The Rockville Centre Cinema is commonly listed in the NY Post and Daily News movie clocks as the R.V.C. Twin.
A friend who works in downtown Boston told me he spotted on Wednesday afternoon an environmental services van within the LaGrange Street side of the demolition site, a sighting which might provide, in some terms, a possible reason for the halt/crawl in the work being done. He also mentioned that some demo work has been done on the northwest corner Washington Street portion of the building, a portion which, as the photo accompanying that misbegotten article from today’s Boston Herald discussed on the Modern Theatre page on this site, captured, is shrouded in protective netting.
That’s exactly what happened, Ron. I snagged a copy of today’s Boston Herald here in NYC this evening; the photo is a side-angle photo (from just south of LaGrange Street) of most of what remains of the Gaiety Theatre building, while the accompanying caption and article describes the Modern. To put it mildly, very, very sloppy reporting (and editing) on the Herald’s behalf.
Two interesting points: the article, as it is, isn’t credited to any specific writer and, I wonder as well, if the Herald will run a correction tomorrow…
There is, cinemafan131; here’s the story, as posted on this site, and the accompanying comment string – http://cinematreasures.org/news/13262_0_1_0_C

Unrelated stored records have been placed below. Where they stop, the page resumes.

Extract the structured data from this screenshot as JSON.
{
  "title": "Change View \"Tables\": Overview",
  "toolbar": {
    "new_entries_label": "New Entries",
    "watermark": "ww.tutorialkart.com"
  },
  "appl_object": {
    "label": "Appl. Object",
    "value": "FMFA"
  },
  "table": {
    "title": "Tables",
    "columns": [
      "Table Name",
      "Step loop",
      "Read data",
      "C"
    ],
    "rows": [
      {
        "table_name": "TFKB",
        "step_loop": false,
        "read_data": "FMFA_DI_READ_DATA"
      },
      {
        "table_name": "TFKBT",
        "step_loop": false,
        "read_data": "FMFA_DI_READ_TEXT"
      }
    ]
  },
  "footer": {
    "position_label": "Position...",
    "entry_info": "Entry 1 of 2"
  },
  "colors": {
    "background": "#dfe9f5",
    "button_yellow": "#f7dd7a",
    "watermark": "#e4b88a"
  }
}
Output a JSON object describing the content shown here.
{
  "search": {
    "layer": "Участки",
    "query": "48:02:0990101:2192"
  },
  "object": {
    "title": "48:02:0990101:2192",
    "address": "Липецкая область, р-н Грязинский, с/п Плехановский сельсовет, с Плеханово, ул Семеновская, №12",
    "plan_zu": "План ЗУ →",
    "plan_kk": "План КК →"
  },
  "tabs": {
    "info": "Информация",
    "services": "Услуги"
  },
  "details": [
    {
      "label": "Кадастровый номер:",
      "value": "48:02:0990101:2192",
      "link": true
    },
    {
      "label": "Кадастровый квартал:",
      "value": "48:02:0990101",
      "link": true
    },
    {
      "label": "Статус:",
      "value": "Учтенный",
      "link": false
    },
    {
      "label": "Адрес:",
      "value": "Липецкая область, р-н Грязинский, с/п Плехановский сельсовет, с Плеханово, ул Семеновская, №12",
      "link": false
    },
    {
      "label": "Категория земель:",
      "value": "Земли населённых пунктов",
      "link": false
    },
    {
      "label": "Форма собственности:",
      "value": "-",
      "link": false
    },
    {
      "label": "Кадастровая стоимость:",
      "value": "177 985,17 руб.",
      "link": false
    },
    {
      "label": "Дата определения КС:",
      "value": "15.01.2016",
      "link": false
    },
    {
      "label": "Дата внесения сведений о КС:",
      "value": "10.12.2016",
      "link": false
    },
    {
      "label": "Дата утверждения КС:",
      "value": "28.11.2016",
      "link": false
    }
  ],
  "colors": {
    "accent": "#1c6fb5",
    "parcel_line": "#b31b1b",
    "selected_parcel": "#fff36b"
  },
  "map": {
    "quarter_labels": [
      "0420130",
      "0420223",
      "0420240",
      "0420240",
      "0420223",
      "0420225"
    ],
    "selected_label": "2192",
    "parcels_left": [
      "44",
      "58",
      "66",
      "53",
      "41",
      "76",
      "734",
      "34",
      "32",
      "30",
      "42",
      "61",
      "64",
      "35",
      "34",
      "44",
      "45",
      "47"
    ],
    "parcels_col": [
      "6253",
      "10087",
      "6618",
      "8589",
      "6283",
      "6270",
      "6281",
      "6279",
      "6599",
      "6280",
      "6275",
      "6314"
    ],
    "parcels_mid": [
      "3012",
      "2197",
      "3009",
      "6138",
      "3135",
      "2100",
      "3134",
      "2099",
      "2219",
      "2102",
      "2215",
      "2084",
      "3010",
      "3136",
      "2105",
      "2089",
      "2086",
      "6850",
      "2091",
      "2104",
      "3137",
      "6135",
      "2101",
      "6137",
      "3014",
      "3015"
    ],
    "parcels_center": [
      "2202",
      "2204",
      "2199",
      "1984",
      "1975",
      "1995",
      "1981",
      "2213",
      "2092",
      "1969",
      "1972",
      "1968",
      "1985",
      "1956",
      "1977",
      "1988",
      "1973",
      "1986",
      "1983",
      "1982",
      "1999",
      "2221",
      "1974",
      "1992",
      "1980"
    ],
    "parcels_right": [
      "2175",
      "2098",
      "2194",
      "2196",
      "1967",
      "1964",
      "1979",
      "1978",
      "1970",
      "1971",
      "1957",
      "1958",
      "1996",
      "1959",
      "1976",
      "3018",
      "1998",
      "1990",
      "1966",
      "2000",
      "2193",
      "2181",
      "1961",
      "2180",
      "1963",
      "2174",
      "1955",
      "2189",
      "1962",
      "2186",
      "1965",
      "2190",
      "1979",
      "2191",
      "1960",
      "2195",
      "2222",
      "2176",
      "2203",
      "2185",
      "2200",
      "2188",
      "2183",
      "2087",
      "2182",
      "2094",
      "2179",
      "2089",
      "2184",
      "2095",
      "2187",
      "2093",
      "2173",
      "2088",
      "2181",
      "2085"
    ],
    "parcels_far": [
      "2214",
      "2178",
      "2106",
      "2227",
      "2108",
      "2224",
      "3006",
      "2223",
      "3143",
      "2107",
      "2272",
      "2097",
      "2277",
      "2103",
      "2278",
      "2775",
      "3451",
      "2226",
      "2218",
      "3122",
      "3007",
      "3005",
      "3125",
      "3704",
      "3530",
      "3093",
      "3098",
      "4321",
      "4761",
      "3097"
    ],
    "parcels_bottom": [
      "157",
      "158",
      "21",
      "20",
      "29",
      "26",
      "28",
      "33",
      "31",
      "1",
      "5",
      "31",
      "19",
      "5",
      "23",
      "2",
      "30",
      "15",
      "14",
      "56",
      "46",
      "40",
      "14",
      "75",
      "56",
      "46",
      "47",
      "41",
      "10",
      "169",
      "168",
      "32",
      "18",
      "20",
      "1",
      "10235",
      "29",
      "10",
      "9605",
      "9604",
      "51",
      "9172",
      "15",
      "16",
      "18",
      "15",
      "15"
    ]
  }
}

I seem to remember, too, the Northshore Cinema being mostly a move-over house in its later years, bespeaking what you made note of, dwodeyla.

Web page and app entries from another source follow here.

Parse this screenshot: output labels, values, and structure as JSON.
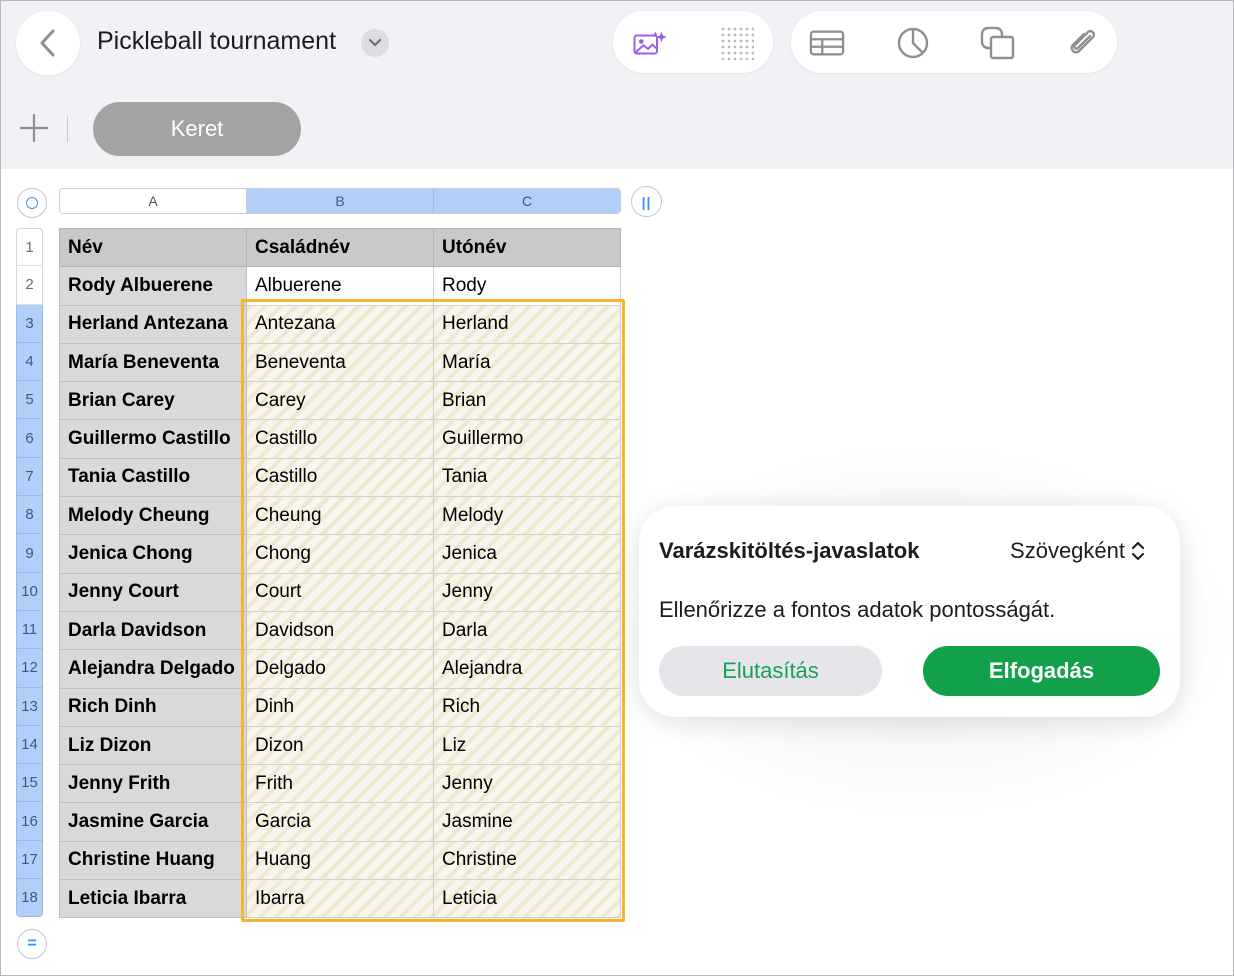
{
  "header": {
    "title": "Pickleball tournament",
    "icons": [
      "back-chevron-icon",
      "title-dropdown-chevron-icon",
      "magic-image-icon",
      "dot-grid-icon",
      "table-icon",
      "chart-icon",
      "shapes-icon",
      "paperclip-icon"
    ]
  },
  "toolbar": {
    "add_icon": "plus-icon",
    "frame_button_label": "Keret"
  },
  "columns": [
    "A",
    "B",
    "C"
  ],
  "selected_columns": [
    "B",
    "C"
  ],
  "rows": [
    "1",
    "2",
    "3",
    "4",
    "5",
    "6",
    "7",
    "8",
    "9",
    "10",
    "11",
    "12",
    "13",
    "14",
    "15",
    "16",
    "17",
    "18"
  ],
  "selected_rows_from": 3,
  "table": {
    "headers": [
      "Név",
      "Családnév",
      "Utónév"
    ],
    "data": [
      [
        "Rody Albuerene",
        "Albuerene",
        "Rody"
      ],
      [
        "Herland Antezana",
        "Antezana",
        "Herland"
      ],
      [
        "María Beneventa",
        "Beneventa",
        "María"
      ],
      [
        "Brian Carey",
        "Carey",
        "Brian"
      ],
      [
        "Guillermo Castillo",
        "Castillo",
        "Guillermo"
      ],
      [
        "Tania Castillo",
        "Castillo",
        "Tania"
      ],
      [
        "Melody Cheung",
        "Cheung",
        "Melody"
      ],
      [
        "Jenica Chong",
        "Chong",
        "Jenica"
      ],
      [
        "Jenny Court",
        "Court",
        "Jenny"
      ],
      [
        "Darla Davidson",
        "Davidson",
        "Darla"
      ],
      [
        "Alejandra Delgado",
        "Delgado",
        "Alejandra"
      ],
      [
        "Rich Dinh",
        "Dinh",
        "Rich"
      ],
      [
        "Liz Dizon",
        "Dizon",
        "Liz"
      ],
      [
        "Jenny Frith",
        "Frith",
        "Jenny"
      ],
      [
        "Jasmine Garcia",
        "Garcia",
        "Jasmine"
      ],
      [
        "Christine Huang",
        "Huang",
        "Christine"
      ],
      [
        "Leticia Ibarra",
        "Ibarra",
        "Leticia"
      ]
    ]
  },
  "popover": {
    "title": "Varázskitöltés-javaslatok",
    "mode": "Szövegként",
    "message": "Ellenőrizze a fontos adatok pontosságát.",
    "reject_label": "Elutasítás",
    "accept_label": "Elfogadás"
  },
  "colors": {
    "accent_blue": "#3d8ff5",
    "selection_blue": "#b2cffa",
    "suggestion_outline": "#f7b52c",
    "accept_green": "#12a04b",
    "reject_text_green": "#18a058",
    "magic_icon_purple": "#9b5de5"
  }
}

The exterior – without, of course, the original marquee – appears today much as it did in the image Warren posted earlier this afternoon.
When the Cinema I, II, and III closed, where did most of its business go – to the Loews/eventual Hollywood Hits Theatres in Danvers?
I’d have to think this theatre isn’t long for the world after (or if) the Loews-AMC merger is approved.
Thanks for posting that article, Ron. I’d have to think the structural demolition of the Modern would be a bear to deal with for the workers carrying out the project, given the lack of free space along the exterior. It would be interesting to know how it’s being done.
It’s crushing to consider how an almost perfect theatre can effectively be turned to ruin in such a short amount of time. Thanks for posting that most recent set of photos, davebazooka, and for the previous ones you posted as well.
Janus Films is still alive and kicking, seemingly more as a vehicle to the DVD marketplace (perhaps most notably as a sister company to The Criterion Collection), but, at least on occasion and in some function or form, as a theatrical distributor (their most recent release, in conjunction with Rialto Films, being the re-release of the restored print of Louis Malle’s ‘Elevator to the Gallows’).
One place to turn for a photo of the modernized Astor auditorium, mlobel, is the 1997 edition of Nicholas Van Hoogstraten’s book, ‘Lost Broadway Theatres’. Several copies are available throughout the NYPL system (http://www.nypl.org); if you want to purchase one, I’d recommend checking any Shakespeare & Company, Barnes & Noble, or Borders location in the city (the Strand, which would normally be my personal first choice, only has in stock at the moment one copy of the 1991 edition, which I cannot attest contains the same photo as the 1997 edition).